■ **WHAT NEEDS TO BE DONE**:
A word-for-word repetition of the records beneath this task is the expected answer.

■ **Extracted records**:
----------
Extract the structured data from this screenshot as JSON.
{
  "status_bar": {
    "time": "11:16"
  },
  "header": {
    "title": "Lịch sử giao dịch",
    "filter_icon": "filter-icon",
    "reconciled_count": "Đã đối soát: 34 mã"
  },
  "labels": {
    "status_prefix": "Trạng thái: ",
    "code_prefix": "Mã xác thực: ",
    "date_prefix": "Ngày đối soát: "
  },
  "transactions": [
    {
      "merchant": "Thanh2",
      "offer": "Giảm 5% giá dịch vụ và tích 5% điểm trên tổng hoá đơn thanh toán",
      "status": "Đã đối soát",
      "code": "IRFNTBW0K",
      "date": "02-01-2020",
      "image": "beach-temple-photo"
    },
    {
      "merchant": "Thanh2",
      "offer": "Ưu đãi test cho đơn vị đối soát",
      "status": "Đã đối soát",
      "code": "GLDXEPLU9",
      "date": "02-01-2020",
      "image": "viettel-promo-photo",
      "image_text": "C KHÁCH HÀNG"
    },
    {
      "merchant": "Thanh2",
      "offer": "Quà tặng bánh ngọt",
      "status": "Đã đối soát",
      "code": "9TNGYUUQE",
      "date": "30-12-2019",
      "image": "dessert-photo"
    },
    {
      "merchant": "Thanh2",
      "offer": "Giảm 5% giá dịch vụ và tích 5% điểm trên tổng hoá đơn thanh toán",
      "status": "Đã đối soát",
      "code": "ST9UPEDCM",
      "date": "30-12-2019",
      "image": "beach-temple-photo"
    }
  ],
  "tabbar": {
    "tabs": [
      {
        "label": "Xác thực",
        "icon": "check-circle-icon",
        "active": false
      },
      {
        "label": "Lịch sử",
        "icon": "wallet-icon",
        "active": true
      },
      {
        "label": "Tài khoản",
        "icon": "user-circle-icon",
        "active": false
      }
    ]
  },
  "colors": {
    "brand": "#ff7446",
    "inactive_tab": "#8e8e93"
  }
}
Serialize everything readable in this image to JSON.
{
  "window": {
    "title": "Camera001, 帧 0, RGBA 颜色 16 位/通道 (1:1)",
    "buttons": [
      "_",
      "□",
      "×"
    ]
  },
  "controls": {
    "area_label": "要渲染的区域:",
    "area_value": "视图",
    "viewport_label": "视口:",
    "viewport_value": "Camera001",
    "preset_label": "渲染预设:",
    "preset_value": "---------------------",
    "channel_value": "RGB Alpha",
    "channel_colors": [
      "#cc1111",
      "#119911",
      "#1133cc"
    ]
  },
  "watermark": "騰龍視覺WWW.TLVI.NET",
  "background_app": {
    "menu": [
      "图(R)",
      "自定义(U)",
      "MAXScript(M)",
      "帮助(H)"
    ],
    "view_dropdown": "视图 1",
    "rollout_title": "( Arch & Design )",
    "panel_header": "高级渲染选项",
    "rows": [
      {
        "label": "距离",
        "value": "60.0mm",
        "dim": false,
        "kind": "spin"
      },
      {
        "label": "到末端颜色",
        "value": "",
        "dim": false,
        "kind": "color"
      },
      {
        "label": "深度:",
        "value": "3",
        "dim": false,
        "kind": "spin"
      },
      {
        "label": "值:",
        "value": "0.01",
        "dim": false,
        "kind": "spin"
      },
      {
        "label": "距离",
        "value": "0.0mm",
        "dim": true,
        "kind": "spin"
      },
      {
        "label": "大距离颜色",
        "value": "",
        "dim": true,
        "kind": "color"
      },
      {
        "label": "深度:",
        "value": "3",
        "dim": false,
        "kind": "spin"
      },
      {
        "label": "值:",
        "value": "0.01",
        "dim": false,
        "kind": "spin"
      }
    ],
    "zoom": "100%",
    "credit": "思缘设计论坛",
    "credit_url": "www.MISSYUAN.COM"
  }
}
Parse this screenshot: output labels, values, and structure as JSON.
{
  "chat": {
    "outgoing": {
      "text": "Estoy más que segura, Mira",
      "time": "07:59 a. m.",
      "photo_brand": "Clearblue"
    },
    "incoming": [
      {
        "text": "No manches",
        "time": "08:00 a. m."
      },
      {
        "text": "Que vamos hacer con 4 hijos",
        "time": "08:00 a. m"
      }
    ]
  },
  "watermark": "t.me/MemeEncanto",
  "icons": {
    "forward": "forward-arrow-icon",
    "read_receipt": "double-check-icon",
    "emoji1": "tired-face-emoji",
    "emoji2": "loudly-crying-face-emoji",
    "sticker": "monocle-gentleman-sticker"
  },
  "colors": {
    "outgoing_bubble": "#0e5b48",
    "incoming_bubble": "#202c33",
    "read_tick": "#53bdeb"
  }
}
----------
■ **REPLY TO THE TASK**:
Extract the structured data from this screenshot as JSON.
{
  "status_bar": {
    "time": "11:16"
  },
  "header": {
    "title": "Lịch sử giao dịch",
    "filter_icon": "filter-icon",
    "reconciled_count": "Đã đối soát: 34 mã"
  },
  "labels": {
    "status_prefix": "Trạng thái: ",
    "code_prefix": "Mã xác thực: ",
    "date_prefix": "Ngày đối soát: "
  },
  "transactions": [
    {
      "merchant": "Thanh2",
      "offer": "Giảm 5% giá dịch vụ và tích 5% điểm trên tổng hoá đơn thanh toán",
      "status": "Đã đối soát",
      "code": "IRFNTBW0K",
      "date": "02-01-2020",
      "image": "beach-temple-photo"
    },
    {
      "merchant": "Thanh2",
      "offer": "Ưu đãi test cho đơn vị đối soát",
      "status": "Đã đối soát",
      "code": "GLDXEPLU9",
      "date": "02-01-2020",
      "image": "viettel-promo-photo",
      "image_text": "C KHÁCH HÀNG"
    },
    {
      "merchant": "Thanh2",
      "offer": "Quà tặng bánh ngọt",
      "status": "Đã đối soát",
      "code": "9TNGYUUQE",
      "date": "30-12-2019",
      "image": "dessert-photo"
    },
    {
      "merchant": "Thanh2",
      "offer": "Giảm 5% giá dịch vụ và tích 5% điểm trên tổng hoá đơn thanh toán",
      "status": "Đã đối soát",
      "code": "ST9UPEDCM",
      "date": "30-12-2019",
      "image": "beach-temple-photo"
    }
  ],
  "tabbar": {
    "tabs": [
      {
        "label": "Xác thực",
        "icon": "check-circle-icon",
        "active": false
      },
      {
        "label": "Lịch sử",
        "icon": "wallet-icon",
        "active": true
      },
      {
        "label": "Tài khoản",
        "icon": "user-circle-icon",
        "active": false
      }
    ]
  },
  "colors": {
    "brand": "#ff7446",
    "inactive_tab": "#8e8e93"
  }
}
Serialize everything readable in this image to JSON.
{
  "window": {
    "title": "Camera001, 帧 0, RGBA 颜色 16 位/通道 (1:1)",
    "buttons": [
      "_",
      "□",
      "×"
    ]
  },
  "controls": {
    "area_label": "要渲染的区域:",
    "area_value": "视图",
    "viewport_label": "视口:",
    "viewport_value": "Camera001",
    "preset_label": "渲染预设:",
    "preset_value": "---------------------",
    "channel_value": "RGB Alpha",
    "channel_colors": [
      "#cc1111",
      "#119911",
      "#1133cc"
    ]
  },
  "watermark": "騰龍視覺WWW.TLVI.NET",
  "background_app": {
    "menu": [
      "图(R)",
      "自定义(U)",
      "MAXScript(M)",
      "帮助(H)"
    ],
    "view_dropdown": "视图 1",
    "rollout_title": "( Arch & Design )",
    "panel_header": "高级渲染选项",
    "rows": [
      {
        "label": "距离",
        "value": "60.0mm",
        "dim": false,
        "kind": "spin"
      },
      {
        "label": "到末端颜色",
        "value": "",
        "dim": false,
        "kind": "color"
      },
      {
        "label": "深度:",
        "value": "3",
        "dim": false,
        "kind": "spin"
      },
      {
        "label": "值:",
        "value": "0.01",
        "dim": false,
        "kind": "spin"
      },
      {
        "label": "距离",
        "value": "0.0mm",
        "dim": true,
        "kind": "spin"
      },
      {
        "label": "大距离颜色",
        "value": "",
        "dim": true,
        "kind": "color"
      },
      {
        "label": "深度:",
        "value": "3",
        "dim": false,
        "kind": "spin"
      },
      {
        "label": "值:",
        "value": "0.01",
        "dim": false,
        "kind": "spin"
      }
    ],
    "zoom": "100%",
    "credit": "思缘设计论坛",
    "credit_url": "www.MISSYUAN.COM"
  }
}
Parse this screenshot: output labels, values, and structure as JSON.
{
  "chat": {
    "outgoing": {
      "text": "Estoy más que segura, Mira",
      "time": "07:59 a. m.",
      "photo_brand": "Clearblue"
    },
    "incoming": [
      {
        "text": "No manches",
        "time": "08:00 a. m."
      },
      {
        "text": "Que vamos hacer con 4 hijos",
        "time": "08:00 a. m"
      }
    ]
  },
  "watermark": "t.me/MemeEncanto",
  "icons": {
    "forward": "forward-arrow-icon",
    "read_receipt": "double-check-icon",
    "emoji1": "tired-face-emoji",
    "emoji2": "loudly-crying-face-emoji",
    "sticker": "monocle-gentleman-sticker"
  },
  "colors": {
    "outgoing_bubble": "#0e5b48",
    "incoming_bubble": "#202c33",
    "read_tick": "#53bdeb"
  }
}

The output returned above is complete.